PROBLEM STATEMENT: Go through the listing below and gather every line with the word "Сохранить".

/---

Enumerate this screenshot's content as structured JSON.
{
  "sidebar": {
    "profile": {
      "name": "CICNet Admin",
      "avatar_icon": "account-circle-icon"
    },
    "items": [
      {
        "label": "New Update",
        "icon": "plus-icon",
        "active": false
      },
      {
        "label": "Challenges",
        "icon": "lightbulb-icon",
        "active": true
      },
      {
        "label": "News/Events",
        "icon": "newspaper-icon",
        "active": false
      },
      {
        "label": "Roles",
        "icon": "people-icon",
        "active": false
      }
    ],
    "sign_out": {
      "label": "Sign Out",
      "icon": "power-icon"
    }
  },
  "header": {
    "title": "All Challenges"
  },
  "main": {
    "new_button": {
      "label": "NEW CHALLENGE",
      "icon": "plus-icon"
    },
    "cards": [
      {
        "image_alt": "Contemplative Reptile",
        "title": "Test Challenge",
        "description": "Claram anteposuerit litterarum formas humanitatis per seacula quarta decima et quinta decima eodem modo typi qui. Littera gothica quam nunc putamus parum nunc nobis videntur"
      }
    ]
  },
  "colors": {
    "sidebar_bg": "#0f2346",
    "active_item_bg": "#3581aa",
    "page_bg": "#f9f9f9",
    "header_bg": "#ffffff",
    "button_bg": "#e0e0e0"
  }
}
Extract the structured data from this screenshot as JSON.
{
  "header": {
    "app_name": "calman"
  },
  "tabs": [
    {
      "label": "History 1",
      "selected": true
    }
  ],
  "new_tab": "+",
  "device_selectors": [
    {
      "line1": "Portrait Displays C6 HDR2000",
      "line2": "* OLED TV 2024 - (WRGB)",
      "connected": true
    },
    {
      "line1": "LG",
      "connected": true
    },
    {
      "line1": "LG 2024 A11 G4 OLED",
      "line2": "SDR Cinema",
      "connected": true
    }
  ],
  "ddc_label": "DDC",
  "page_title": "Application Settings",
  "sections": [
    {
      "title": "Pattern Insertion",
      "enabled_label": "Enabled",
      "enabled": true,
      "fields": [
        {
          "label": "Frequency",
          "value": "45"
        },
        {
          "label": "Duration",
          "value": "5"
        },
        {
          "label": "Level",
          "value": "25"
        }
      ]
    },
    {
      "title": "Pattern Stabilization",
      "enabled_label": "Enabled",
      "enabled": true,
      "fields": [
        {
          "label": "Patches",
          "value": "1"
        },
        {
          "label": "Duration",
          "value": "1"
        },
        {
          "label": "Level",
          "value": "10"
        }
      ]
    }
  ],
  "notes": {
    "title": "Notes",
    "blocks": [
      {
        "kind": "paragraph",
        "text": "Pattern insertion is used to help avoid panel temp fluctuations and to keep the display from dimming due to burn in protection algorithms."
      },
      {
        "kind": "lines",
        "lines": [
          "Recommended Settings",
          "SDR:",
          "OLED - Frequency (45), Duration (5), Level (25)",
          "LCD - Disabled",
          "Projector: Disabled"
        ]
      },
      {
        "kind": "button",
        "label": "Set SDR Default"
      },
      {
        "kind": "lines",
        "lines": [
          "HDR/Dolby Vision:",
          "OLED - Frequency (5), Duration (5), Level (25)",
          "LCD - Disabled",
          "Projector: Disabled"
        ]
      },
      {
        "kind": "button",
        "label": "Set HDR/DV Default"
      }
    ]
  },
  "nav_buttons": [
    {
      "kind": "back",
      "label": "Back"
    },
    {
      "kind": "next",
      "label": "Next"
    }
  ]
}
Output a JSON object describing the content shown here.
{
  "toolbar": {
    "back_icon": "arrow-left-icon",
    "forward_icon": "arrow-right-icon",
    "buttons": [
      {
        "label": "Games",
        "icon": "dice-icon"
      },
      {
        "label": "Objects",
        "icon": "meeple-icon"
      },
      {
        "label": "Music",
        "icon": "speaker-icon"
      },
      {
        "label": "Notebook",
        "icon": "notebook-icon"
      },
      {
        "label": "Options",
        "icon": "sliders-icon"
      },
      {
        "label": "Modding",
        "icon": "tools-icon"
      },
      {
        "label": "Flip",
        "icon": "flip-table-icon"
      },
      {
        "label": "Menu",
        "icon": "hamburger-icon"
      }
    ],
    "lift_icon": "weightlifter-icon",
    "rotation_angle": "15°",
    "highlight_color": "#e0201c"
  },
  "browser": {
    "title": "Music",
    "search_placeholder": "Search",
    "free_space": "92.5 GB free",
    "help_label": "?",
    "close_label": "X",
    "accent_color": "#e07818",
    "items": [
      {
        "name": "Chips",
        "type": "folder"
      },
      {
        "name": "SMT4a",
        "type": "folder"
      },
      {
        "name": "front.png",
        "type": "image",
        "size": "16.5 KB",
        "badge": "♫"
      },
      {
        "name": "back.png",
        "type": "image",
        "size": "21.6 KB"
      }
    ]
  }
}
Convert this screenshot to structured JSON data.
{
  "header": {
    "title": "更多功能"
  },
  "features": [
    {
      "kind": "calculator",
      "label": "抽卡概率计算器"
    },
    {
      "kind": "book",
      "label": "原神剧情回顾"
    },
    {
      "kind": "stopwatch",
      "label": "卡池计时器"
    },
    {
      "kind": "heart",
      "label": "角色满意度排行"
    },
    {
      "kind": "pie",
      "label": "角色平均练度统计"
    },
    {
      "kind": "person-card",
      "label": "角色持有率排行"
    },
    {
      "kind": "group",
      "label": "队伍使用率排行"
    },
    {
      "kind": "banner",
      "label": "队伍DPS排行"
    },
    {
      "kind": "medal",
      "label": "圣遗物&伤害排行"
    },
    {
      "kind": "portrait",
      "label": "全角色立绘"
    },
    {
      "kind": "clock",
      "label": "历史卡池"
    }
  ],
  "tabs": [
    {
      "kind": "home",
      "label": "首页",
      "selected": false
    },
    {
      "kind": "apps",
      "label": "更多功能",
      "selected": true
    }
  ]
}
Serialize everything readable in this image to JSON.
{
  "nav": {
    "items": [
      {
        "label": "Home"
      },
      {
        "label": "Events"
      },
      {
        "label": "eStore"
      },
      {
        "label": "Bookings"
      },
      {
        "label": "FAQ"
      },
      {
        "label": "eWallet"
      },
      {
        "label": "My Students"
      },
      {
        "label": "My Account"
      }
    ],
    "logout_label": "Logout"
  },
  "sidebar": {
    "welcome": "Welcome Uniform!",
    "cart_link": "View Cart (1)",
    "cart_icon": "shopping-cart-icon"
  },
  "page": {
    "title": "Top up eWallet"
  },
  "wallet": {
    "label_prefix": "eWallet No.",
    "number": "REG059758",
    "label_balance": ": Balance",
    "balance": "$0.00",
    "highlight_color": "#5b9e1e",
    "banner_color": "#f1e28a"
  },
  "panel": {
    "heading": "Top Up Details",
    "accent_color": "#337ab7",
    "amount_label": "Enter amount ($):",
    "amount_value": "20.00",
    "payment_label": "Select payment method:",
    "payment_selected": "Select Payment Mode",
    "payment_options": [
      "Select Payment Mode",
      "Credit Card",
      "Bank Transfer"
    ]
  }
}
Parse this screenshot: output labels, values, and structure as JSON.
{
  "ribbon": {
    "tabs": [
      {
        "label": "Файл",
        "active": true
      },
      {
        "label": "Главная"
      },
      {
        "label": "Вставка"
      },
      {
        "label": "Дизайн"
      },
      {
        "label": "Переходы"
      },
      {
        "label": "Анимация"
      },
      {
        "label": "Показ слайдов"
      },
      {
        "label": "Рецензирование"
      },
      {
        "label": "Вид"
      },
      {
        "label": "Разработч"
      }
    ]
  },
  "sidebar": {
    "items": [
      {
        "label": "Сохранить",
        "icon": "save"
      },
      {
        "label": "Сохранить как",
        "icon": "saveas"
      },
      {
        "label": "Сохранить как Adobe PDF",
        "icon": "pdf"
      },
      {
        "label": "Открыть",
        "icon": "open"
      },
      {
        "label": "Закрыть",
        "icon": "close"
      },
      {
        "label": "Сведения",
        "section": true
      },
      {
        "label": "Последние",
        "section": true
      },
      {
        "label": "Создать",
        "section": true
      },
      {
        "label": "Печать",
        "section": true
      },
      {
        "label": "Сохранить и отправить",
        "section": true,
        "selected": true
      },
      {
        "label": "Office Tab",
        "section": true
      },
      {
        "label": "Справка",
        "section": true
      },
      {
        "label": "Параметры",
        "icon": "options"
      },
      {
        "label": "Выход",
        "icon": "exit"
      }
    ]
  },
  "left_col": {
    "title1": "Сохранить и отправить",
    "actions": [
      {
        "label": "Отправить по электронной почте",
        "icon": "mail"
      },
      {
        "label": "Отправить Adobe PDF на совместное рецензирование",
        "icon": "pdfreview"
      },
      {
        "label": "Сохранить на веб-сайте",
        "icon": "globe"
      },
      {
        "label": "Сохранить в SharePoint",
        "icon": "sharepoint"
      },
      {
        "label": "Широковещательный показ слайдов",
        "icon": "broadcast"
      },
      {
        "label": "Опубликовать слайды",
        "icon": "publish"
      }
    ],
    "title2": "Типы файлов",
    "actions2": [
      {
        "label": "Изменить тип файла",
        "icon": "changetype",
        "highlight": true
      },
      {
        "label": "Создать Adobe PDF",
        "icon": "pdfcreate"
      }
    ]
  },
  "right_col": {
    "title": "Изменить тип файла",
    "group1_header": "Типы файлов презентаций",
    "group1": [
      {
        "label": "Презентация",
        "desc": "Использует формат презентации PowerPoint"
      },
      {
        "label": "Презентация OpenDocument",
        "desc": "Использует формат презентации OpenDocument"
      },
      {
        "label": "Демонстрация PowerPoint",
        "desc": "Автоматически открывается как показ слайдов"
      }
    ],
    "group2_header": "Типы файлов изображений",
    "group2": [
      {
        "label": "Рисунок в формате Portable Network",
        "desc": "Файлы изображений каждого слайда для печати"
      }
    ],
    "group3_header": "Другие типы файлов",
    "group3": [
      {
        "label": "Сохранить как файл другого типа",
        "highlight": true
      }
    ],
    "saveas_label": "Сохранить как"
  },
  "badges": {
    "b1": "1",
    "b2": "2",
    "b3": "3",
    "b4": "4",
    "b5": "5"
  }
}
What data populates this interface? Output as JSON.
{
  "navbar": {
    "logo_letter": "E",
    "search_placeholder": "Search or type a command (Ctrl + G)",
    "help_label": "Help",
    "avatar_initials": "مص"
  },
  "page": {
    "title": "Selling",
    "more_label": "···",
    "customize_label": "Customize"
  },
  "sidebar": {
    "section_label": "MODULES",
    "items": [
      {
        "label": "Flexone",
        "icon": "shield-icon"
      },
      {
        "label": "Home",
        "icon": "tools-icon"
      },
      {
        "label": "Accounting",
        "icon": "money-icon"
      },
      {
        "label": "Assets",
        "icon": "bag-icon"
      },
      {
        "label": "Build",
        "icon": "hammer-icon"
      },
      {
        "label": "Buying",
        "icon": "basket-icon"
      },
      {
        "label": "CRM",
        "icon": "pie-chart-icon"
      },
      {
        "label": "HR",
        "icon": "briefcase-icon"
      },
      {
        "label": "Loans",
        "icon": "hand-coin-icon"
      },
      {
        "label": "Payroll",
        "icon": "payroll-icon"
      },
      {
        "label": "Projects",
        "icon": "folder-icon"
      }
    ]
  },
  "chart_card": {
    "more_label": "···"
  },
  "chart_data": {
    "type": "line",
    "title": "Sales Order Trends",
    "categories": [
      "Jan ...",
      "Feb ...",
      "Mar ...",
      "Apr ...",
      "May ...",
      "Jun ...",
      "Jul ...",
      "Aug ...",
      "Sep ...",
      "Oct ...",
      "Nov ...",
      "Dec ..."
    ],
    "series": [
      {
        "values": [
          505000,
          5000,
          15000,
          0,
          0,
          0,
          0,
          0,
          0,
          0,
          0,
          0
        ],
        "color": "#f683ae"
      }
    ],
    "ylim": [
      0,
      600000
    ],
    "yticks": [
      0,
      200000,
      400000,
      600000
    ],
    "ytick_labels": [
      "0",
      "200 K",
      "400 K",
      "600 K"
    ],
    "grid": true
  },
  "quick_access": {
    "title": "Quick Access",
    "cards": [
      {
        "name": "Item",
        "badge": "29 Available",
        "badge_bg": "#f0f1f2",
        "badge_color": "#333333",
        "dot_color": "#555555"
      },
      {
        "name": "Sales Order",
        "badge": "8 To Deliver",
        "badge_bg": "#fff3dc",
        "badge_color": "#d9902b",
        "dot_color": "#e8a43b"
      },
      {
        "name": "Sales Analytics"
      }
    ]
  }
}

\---

RESPONSE BOX:
        "label": "Сохранить",
        "label": "Сохранить как",
        "label": "Сохранить как Adobe PDF",
        "label": "Сохранить и отправить",
    "title1": "Сохранить и отправить",
        "label": "Сохранить на веб-сайте",
        "label": "Сохранить в SharePoint",
        "label": "Сохранить как файл другого типа",
    "saveas_label": "Сохранить как"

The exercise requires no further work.